PACE Jumping Side Crunch
Here is another of Dr. Sear’s great exercises that even I can do. He stresses the 5-7-9 intensity scale for working out with POWER Fit, this allows you to get the full benefit of building lung capacity and also endurance.
Do your first set for each routine at what would be about an intensity level of 5 for you. That means you’d still be able to speak sentences afterwards, but you’re a little winded.
Rest and recover, and up the intensity to a 7. After, you should only be able to talk in short, clipped sentences, but you’re not gasping for air. For the third set, go up to 9. That means that you’re breathing hard and can’t complete a sentence.
The numbers are just a way of converting something subjective – exertion level – into something concrete. But they don’t tell the whole story.
They’re also a way to keep your focus on your intensity, so you can be in control. If you get to your peak heart rate after the second set, you’ve gone beyond your current level of conditioning and lost control.
And you want to be in charge of how hard you’re exerting yourself. You want to focus your attention on your use of oxygen, on your heart rate, on your perceived exertion.
We have the capacity to feel that. To feel how we are working in a much more complete and detailed way than most of us do because we’re so distracted. We’re taught to be distracted.
It’s gotten very bad in the modern world because we use our brains to disconnect from what our bodies are feeling. We take our brains somewhere else through TV or music when we work out.
But you want to bring your mind back into your body, and bring your body’s signals back into your conscious focus.
You’ll know with a lot more reliability how hard you’re working. And you won’t all of a sudden find you’re working out at peak intensity and huffing and puffing because you were thinking about something else.
Then you can influence your body, and direct it. And make your exertion, by intent, what you want it to be.
It’s the reason why we find P.A.C.E. to be so exceptionally safe. I think that part of the reason is because you’re focusing on the intensity.
It’s like if you were reading a book and walking on the edge of a cliff, it’d be dangerous. But if you’re walking near a cliff while paying attention to how close you’re getting to the edge, you can get pretty close and be safe.
That’s what you get when you repeatedly challenge yourself. You never get to your maximum intensity, but you are by design looking at how close you are, and getting closer and closer. That progressivity is what makes P.A.C.E. so effective.
Here’s one of the exercises we were filming that you can use to challenge your focus and intensity. It’s called a jumping side crunch.
1. Start with your feet a little wider than shoulder width
2. Raise your arms so they’re in a goal post position – upper arms parallel to the ground, elbows at 90 degrees, hands pointed up
3. Jump up, and as you come back down, turn your upper body toward your right leg –
Do a kind of twisting abdominal crunch, pressing the left elbow toward the right knee

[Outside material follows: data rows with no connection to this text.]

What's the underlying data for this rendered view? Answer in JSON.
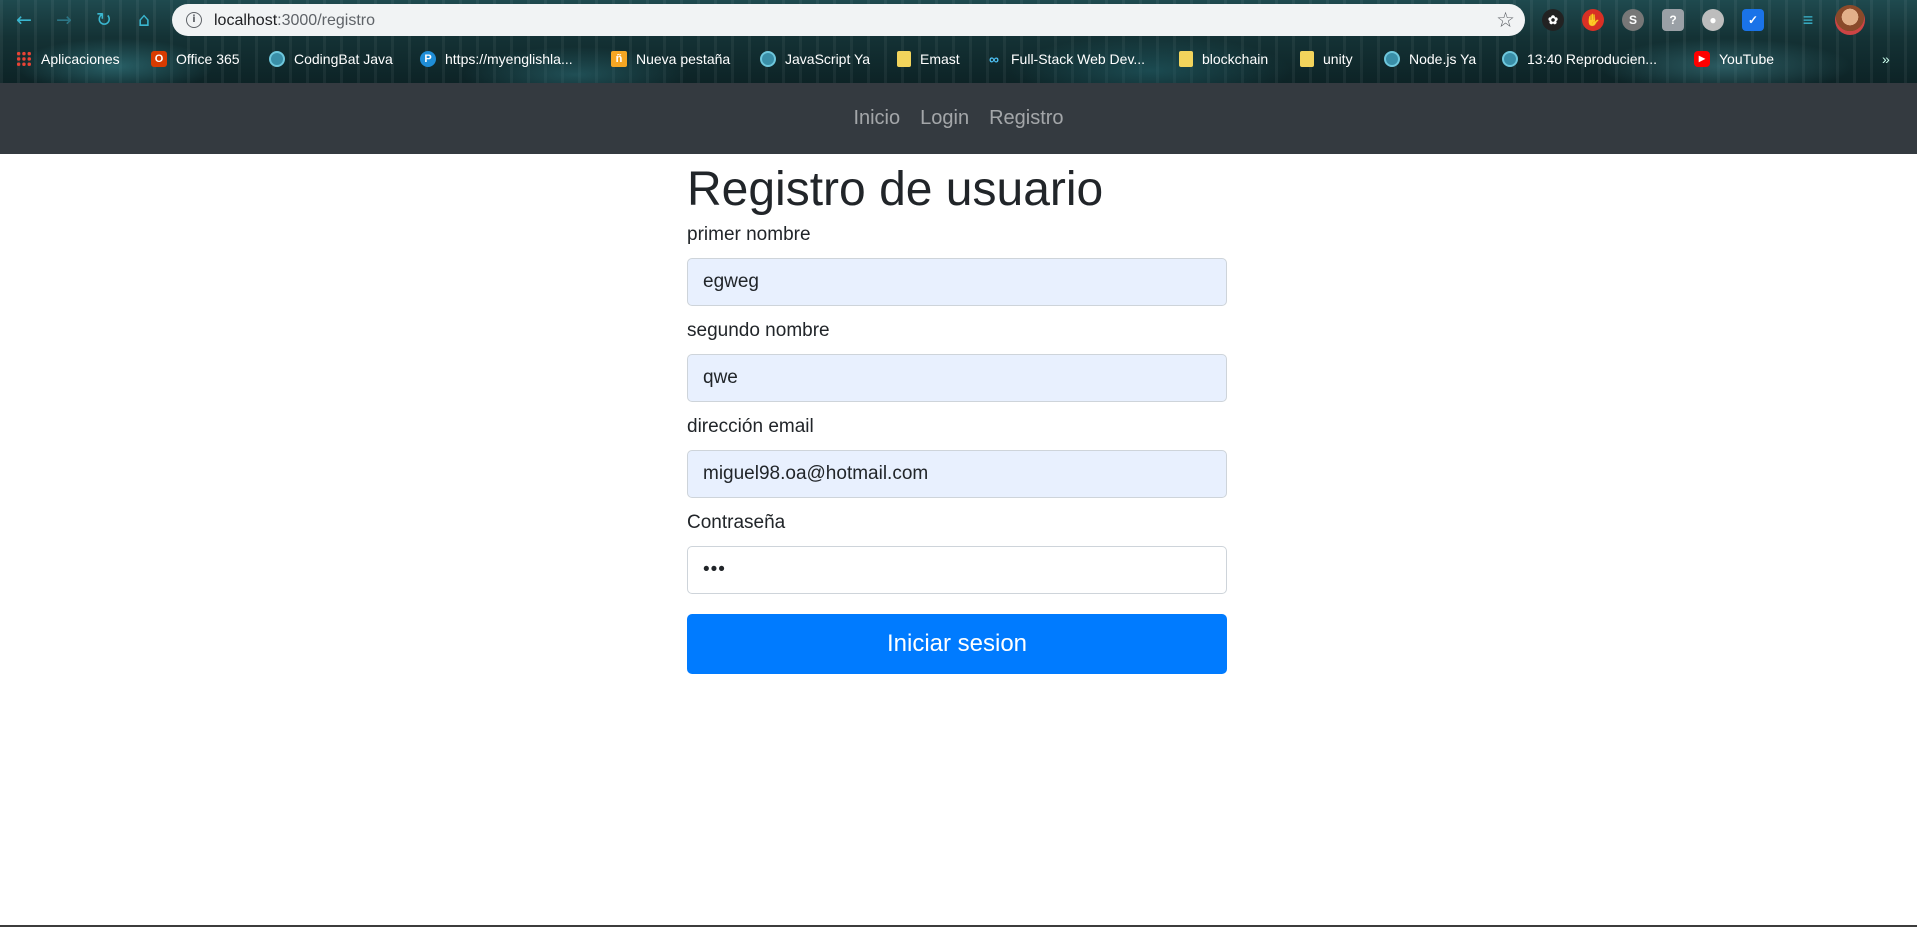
{
  "browser": {
    "url_host": "localhost",
    "url_path": ":3000/registro",
    "bookmarks": [
      {
        "label": "Aplicaciones",
        "icon": "apps-grid-icon"
      },
      {
        "label": "Office 365",
        "icon": "office-icon"
      },
      {
        "label": "CodingBat Java",
        "icon": "globe-icon"
      },
      {
        "label": "https://myenglishla...",
        "icon": "p-icon"
      },
      {
        "label": "Nueva pestaña",
        "icon": "pestana-icon"
      },
      {
        "label": "JavaScript Ya",
        "icon": "globe-icon"
      },
      {
        "label": "Emast",
        "icon": "folder-icon"
      },
      {
        "label": "Full-Stack Web Dev...",
        "icon": "infinity-icon"
      },
      {
        "label": "blockchain",
        "icon": "folder-icon"
      },
      {
        "label": "unity",
        "icon": "folder-icon"
      },
      {
        "label": "Node.js Ya",
        "icon": "globe-icon"
      },
      {
        "label": "13:40 Reproducien...",
        "icon": "globe-icon"
      },
      {
        "label": "YouTube",
        "icon": "youtube-icon"
      }
    ]
  },
  "navbar": {
    "links": [
      "Inicio",
      "Login",
      "Registro"
    ]
  },
  "form": {
    "title": "Registro de usuario",
    "first_name_label": "primer nombre",
    "first_name_value": "egweg",
    "last_name_label": "segundo nombre",
    "last_name_value": "qwe",
    "email_label": "dirección email",
    "email_value": "miguel98.oa@hotmail.com",
    "password_label": "Contraseña",
    "password_value": "•••",
    "submit_label": "Iniciar sesion"
  },
  "colors": {
    "navbar_bg": "#343a40",
    "primary": "#007bff",
    "autofill_bg": "#e8f0fe"
  }
}
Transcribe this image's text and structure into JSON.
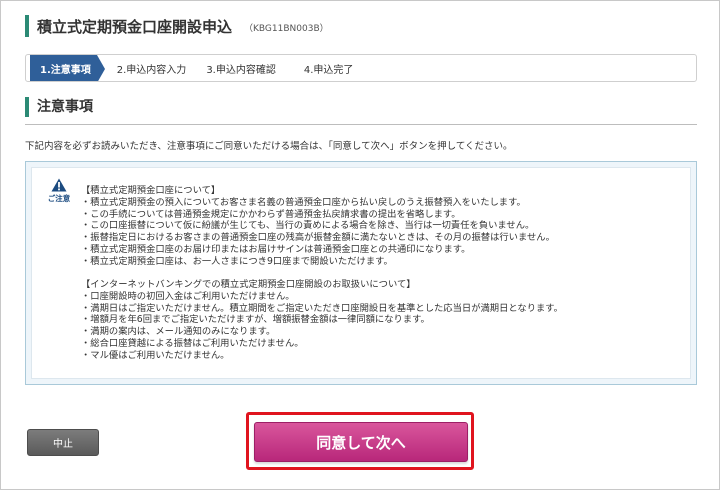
{
  "header": {
    "title": "積立式定期預金口座開設申込",
    "code": "（KBG11BN003B）"
  },
  "steps": [
    {
      "label": "1.注意事項",
      "active": true
    },
    {
      "label": "2.申込内容入力",
      "active": false
    },
    {
      "label": "3.申込内容確認",
      "active": false
    },
    {
      "label": "4.申込完了",
      "active": false
    }
  ],
  "section": {
    "title": "注意事項"
  },
  "intro": "下記内容を必ずお読みいただき、注意事項にご同意いただける場合は、「同意して次へ」ボタンを押してください。",
  "notice": {
    "icon_label": "ご注意",
    "group1": [
      "【積立式定期預金口座について】",
      "・積立式定期預金の預入についてお客さま名義の普通預金口座から払い戻しのうえ振替預入をいたします。",
      "・この手続については普通預金規定にかかわらず普通預金払戻請求書の提出を省略します。",
      "・この口座振替について仮に紛議が生じても、当行の責めによる場合を除き、当行は一切責任を負いません。",
      "・振替指定日におけるお客さまの普通預金口座の残高が振替金額に満たないときは、その月の振替は行いません。",
      "・積立式定期預金口座のお届け印またはお届けサインは普通預金口座との共通印になります。",
      "・積立式定期預金口座は、お一人さまにつき9口座まで開設いただけます。"
    ],
    "group2": [
      "【インターネットバンキングでの積立式定期預金口座開設のお取扱いについて】",
      "・口座開設時の初回入金はご利用いただけません。",
      "・満期日はご指定いただけません。積立期間をご指定いただき口座開設日を基準とした応当日が満期日となります。",
      "・増額月を年6回までご指定いただけますが、増額振替金額は一律同額になります。",
      "・満期の案内は、メール通知のみになります。",
      "・総合口座貸越による振替はご利用いただけません。",
      "・マル優はご利用いただけません。"
    ]
  },
  "buttons": {
    "cancel": "中止",
    "agree": "同意して次へ"
  },
  "colors": {
    "accent_green": "#2b8a75",
    "step_active": "#2f5f99",
    "agree_button": "#c73a8a",
    "highlight_border": "#e0141e"
  }
}
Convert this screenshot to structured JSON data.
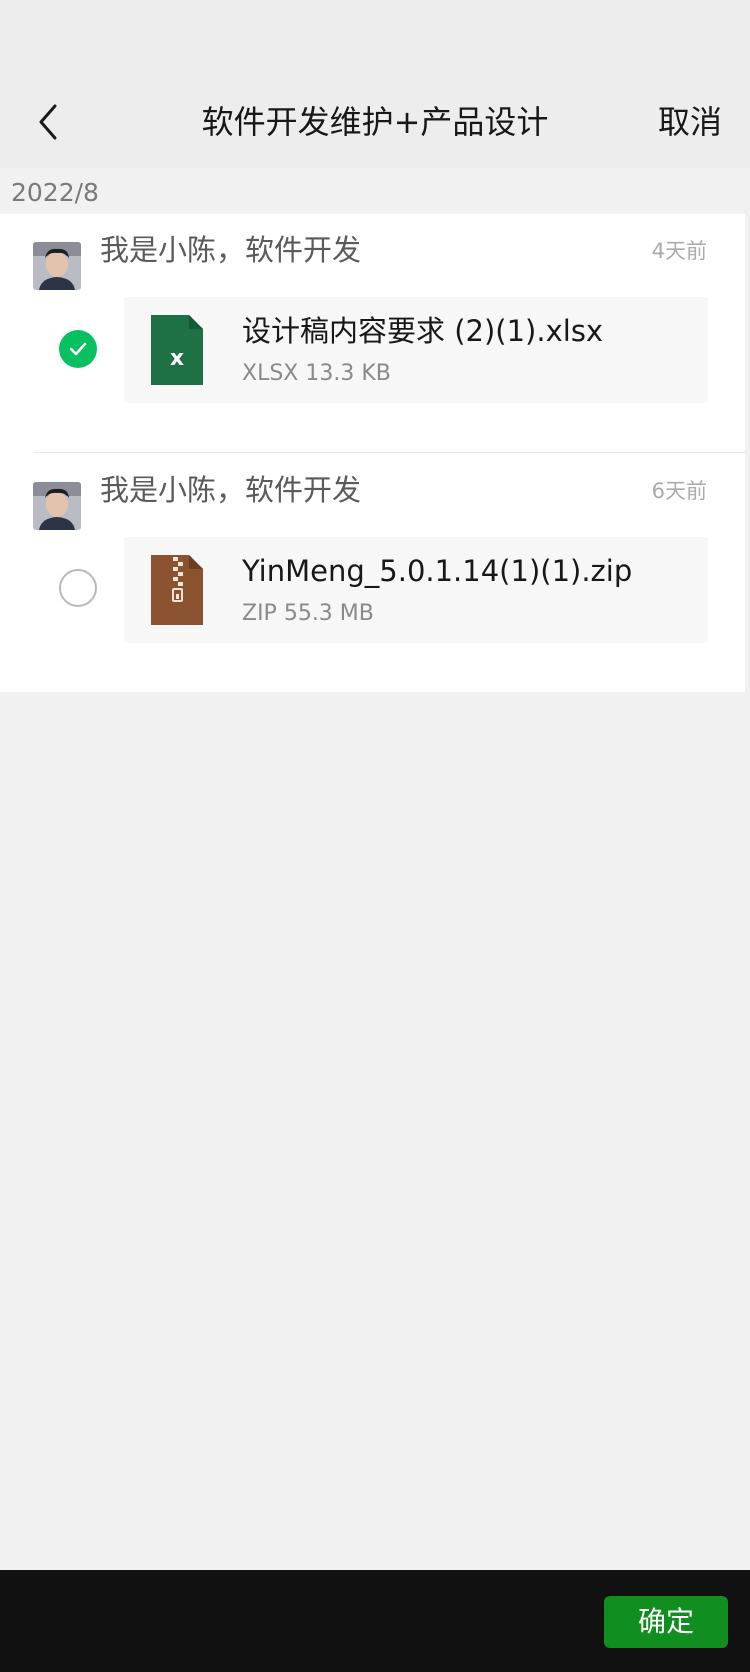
{
  "header": {
    "title": "软件开发维护+产品设计",
    "cancel_label": "取消",
    "back_icon": "chevron-left-icon"
  },
  "section": {
    "date": "2022/8"
  },
  "items": [
    {
      "sender": "我是小陈，软件开发",
      "time": "4天前",
      "file_name": "设计稿内容要求 (2)(1).xlsx",
      "file_meta": "XLSX 13.3 KB",
      "file_type": "xlsx",
      "icon_glyph": "X",
      "icon_color": "#1e7145",
      "selected": true
    },
    {
      "sender": "我是小陈，软件开发",
      "time": "6天前",
      "file_name": "YinMeng_5.0.1.14(1)(1).zip",
      "file_meta": "ZIP 55.3 MB",
      "file_type": "zip",
      "icon_color": "#8b5230",
      "selected": false
    }
  ],
  "footer": {
    "confirm_label": "确定"
  },
  "colors": {
    "accent_green": "#07c160",
    "confirm_button": "#108f20"
  }
}
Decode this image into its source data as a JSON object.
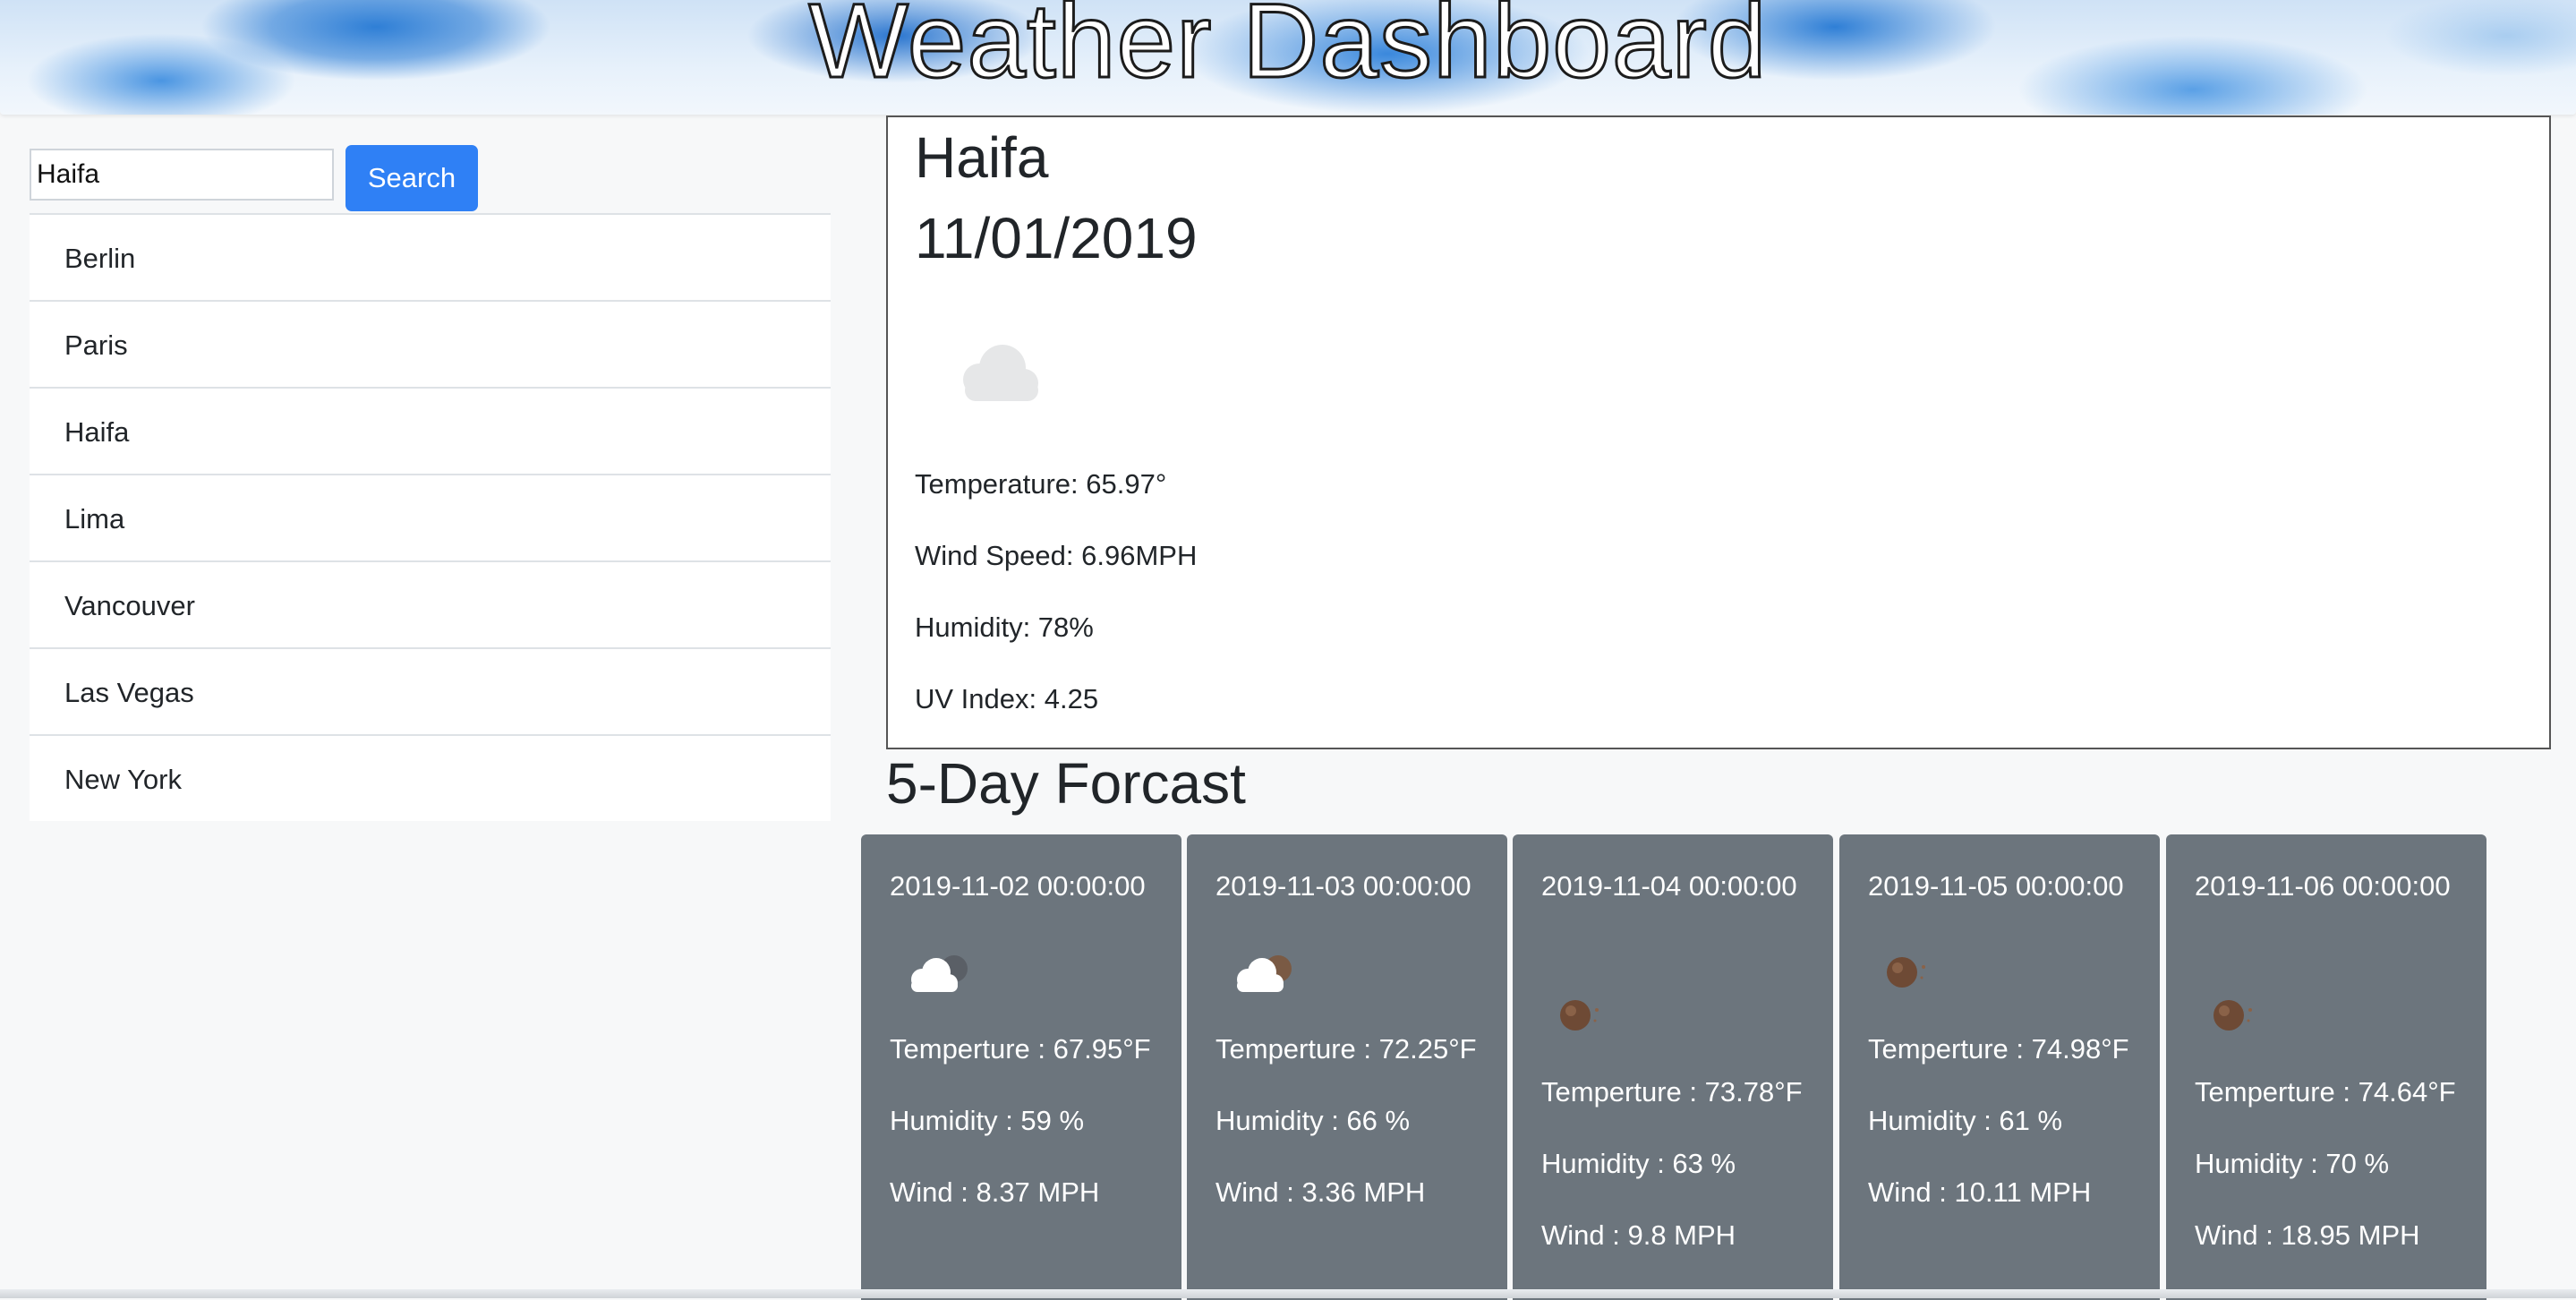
{
  "header": {
    "title": "Weather Dashboard"
  },
  "search": {
    "value": "Haifa",
    "button_label": "Search"
  },
  "cities": [
    "Berlin",
    "Paris",
    "Haifa",
    "Lima",
    "Vancouver",
    "Las Vegas",
    "New York"
  ],
  "current": {
    "city": "Haifa",
    "date": "11/01/2019",
    "icon": "cloud-icon",
    "temperature": "Temperature: 65.97°",
    "wind": "Wind Speed: 6.96MPH",
    "humidity": "Humidity: 78%",
    "uv": "UV Index: 4.25"
  },
  "forecast": {
    "title": "5-Day Forcast",
    "days": [
      {
        "date": "2019-11-02 00:00:00",
        "icon": "partly-cloudy-night-icon",
        "temp": "Temperture : 67.95°F",
        "humidity": "Humidity : 59 %",
        "wind": "Wind : 8.37 MPH"
      },
      {
        "date": "2019-11-03 00:00:00",
        "icon": "partly-cloudy-night-icon",
        "temp": "Temperture : 72.25°F",
        "humidity": "Humidity : 66 %",
        "wind": "Wind : 3.36 MPH"
      },
      {
        "date": "2019-11-04 00:00:00",
        "icon": "clear-night-icon",
        "temp": "Temperture : 73.78°F",
        "humidity": "Humidity : 63 %",
        "wind": "Wind : 9.8 MPH"
      },
      {
        "date": "2019-11-05 00:00:00",
        "icon": "clear-night-icon",
        "temp": "Temperture : 74.98°F",
        "humidity": "Humidity : 61 %",
        "wind": "Wind : 10.11 MPH"
      },
      {
        "date": "2019-11-06 00:00:00",
        "icon": "clear-night-icon",
        "temp": "Temperture : 74.64°F",
        "humidity": "Humidity : 70 %",
        "wind": "Wind : 18.95 MPH"
      }
    ]
  },
  "colors": {
    "search_button": "#2f80f5",
    "card_bg": "#6c757d"
  }
}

4. Rise up out of the crunch and return to start position
5. Jump again, and repeat on your left side, pressing your right elbow toward your left knee.
To increase the intensity, you could do the side crunches faster, squat all the way down before each jump, and jump as high as you can. Remember to BREATHE! We all remember to inhale, but don’t forget to exhale (I usually exhale on the down motion).
In every P.A.C.E. workout we use contralateral arm-leg movement. The opposite leg and arm move together. That’s why, for the side crunch, you turn and move your weight onto one leg, but press your opposite elbow into it.
It’s how our natural neuromuscular coordination works. We’re already hard-wired to move this way. People who have been taught aerobics and people who lift weights often forget this natural movement. They tend to use muscles and tendons on the same side of their bodies. It’s one of the reasons I don’t recommend lifting weights.
The solution is to exert yourself with your body weight using contralateral movement and it all works perfectly.
[Try this one – it is easy to do, and Dr. Sears is right – focus so you have complete control over how far to push yourself. He also said:
“This is something I see a lot with people just starting P.A.C.E. Everyone does the warmup set (intensity 5) fine. She knew she had to gear up the intensity for the second set, but kind of zoned out and went after it too hard. By the third set she would have had nothing left.
As a teacher of P.A.C.E., I tell my students to work on keeping their focus. I want you to know how intensely you’re doing it. I want you to pay attention because I want you to be in control.
You get more benefit by easing off a little bit, so you can effectively increase the intensity a little at a time.”